25 February 2014

Mount La Perouse rock avalanche: more images

Posted by dr-dave

The Mount La Perouse rock avalanche

The Mount La Perouse rock avalanche nine days ago is a very interesting landslide.  My original post, based on the seismic data of Colin Stark, Clément Hibert and Goran Ekstrom is here; the first images of it, as collected by Drake Olson, are here.

Satellite data

Landsat 8 passed over the landslide on Saturday; nature was kind to us by providing a cloud-free day, so the landslide has been images well.  Colin Stark has run a quick initial process of the data, which reveal the following parameters for the Mount La Perouse rock avalanche:

  • Maximum length (from the crown to the toe: about 7,400 metres
  • Maximum elevation (i.e. height of the crown of the source area): about 2,800 metres
  • Minimum elevation (i.e. the height of the toe of the landslide): about 1060 metres

Colin has draped the Landsat 8 data on to a digital elevation model to provide a view of the dynamics of the landslide:

Mount la Perouse rock avalanche

Copyright Colin Stark, used with permission.  Image: Landsat 8

..

Mount la Perouse rock avalanche

Copyright Colin Stark, used with permission.

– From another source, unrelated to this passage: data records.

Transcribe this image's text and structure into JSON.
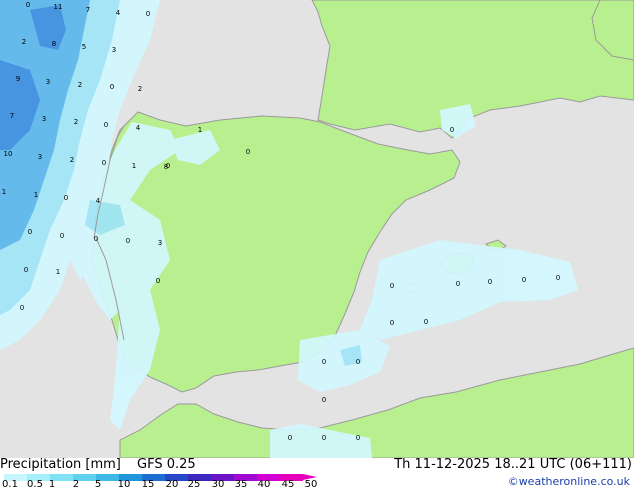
{
  "footer": {
    "title": "Precipitation [mm]",
    "model": "GFS 0.25",
    "valid": "Th 11-12-2025 18..21 UTC (06+111)",
    "credit": "©weatheronline.co.uk"
  },
  "legend": {
    "ticks": [
      "0.1",
      "0.5",
      "1",
      "2",
      "5",
      "10",
      "15",
      "20",
      "25",
      "30",
      "35",
      "40",
      "45",
      "50"
    ],
    "colors": [
      "#c8f6ff",
      "#a6eefa",
      "#82e2f5",
      "#5fd0ee",
      "#3cb9e6",
      "#1e96dc",
      "#1e6ed2",
      "#2846c8",
      "#3c28be",
      "#6e14c8",
      "#a00ad2",
      "#d200d2",
      "#e600be"
    ]
  },
  "colors": {
    "land": "#b9f08f",
    "sea": "#e3e3e3",
    "border": "#9a9a9a",
    "precip_light": "#d2f8ff",
    "precip_mid": "#a0e6f8",
    "precip_high": "#5ab8ec",
    "precip_heavy": "#3a8ee0"
  },
  "labels": [
    "0",
    "11",
    "7",
    "4",
    "0",
    "2",
    "8",
    "5",
    "3",
    "9",
    "3",
    "2",
    "0",
    "2",
    "7",
    "3",
    "2",
    "0",
    "4",
    "10",
    "3",
    "2",
    "0",
    "1",
    "8",
    "1",
    "1",
    "0",
    "4",
    "1",
    "0",
    "0",
    "0",
    "0",
    "3",
    "0",
    "1",
    "0",
    "0",
    "0",
    "0",
    "0",
    "0",
    "0",
    "0",
    "0",
    "0",
    "0",
    "0",
    "0",
    "0",
    "0",
    "0",
    "0",
    "0"
  ]
}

Image: Landsat 8

..

Some additional images of the Mount La Perouse rock avalanche

Drake Olson, via Marten Geertsema at UNBC, has provided some additional photographs of the landslide.  First, this is a view of the landslide from the air.  Note the remarkable super-elevation of the landslide (i.e. the way in which it has run up the sides of the valley):

Mount la Perouse rock avalanche

Copyright Drake Olson – used with permission

..

This is a really vast landslide.  To give an impression of the scale, this is the landslide toe.  If you look carefully you will just be able to see Drake’s aircraft:

Mount la Perouse rock avalanche

Copyright Drake Olson – used with permission

..

We are all indebted to Drake for collecting these wonderful images.  Here he is sitting on the landslide debris:

Mount la Perouse rock avalanche

Copyright Drake Olson – used with permission

..

Acknowledgements

This post uses images and information collected by Colin Stark.  He would like to acknowledge NSF, which funded the research under the following schemes: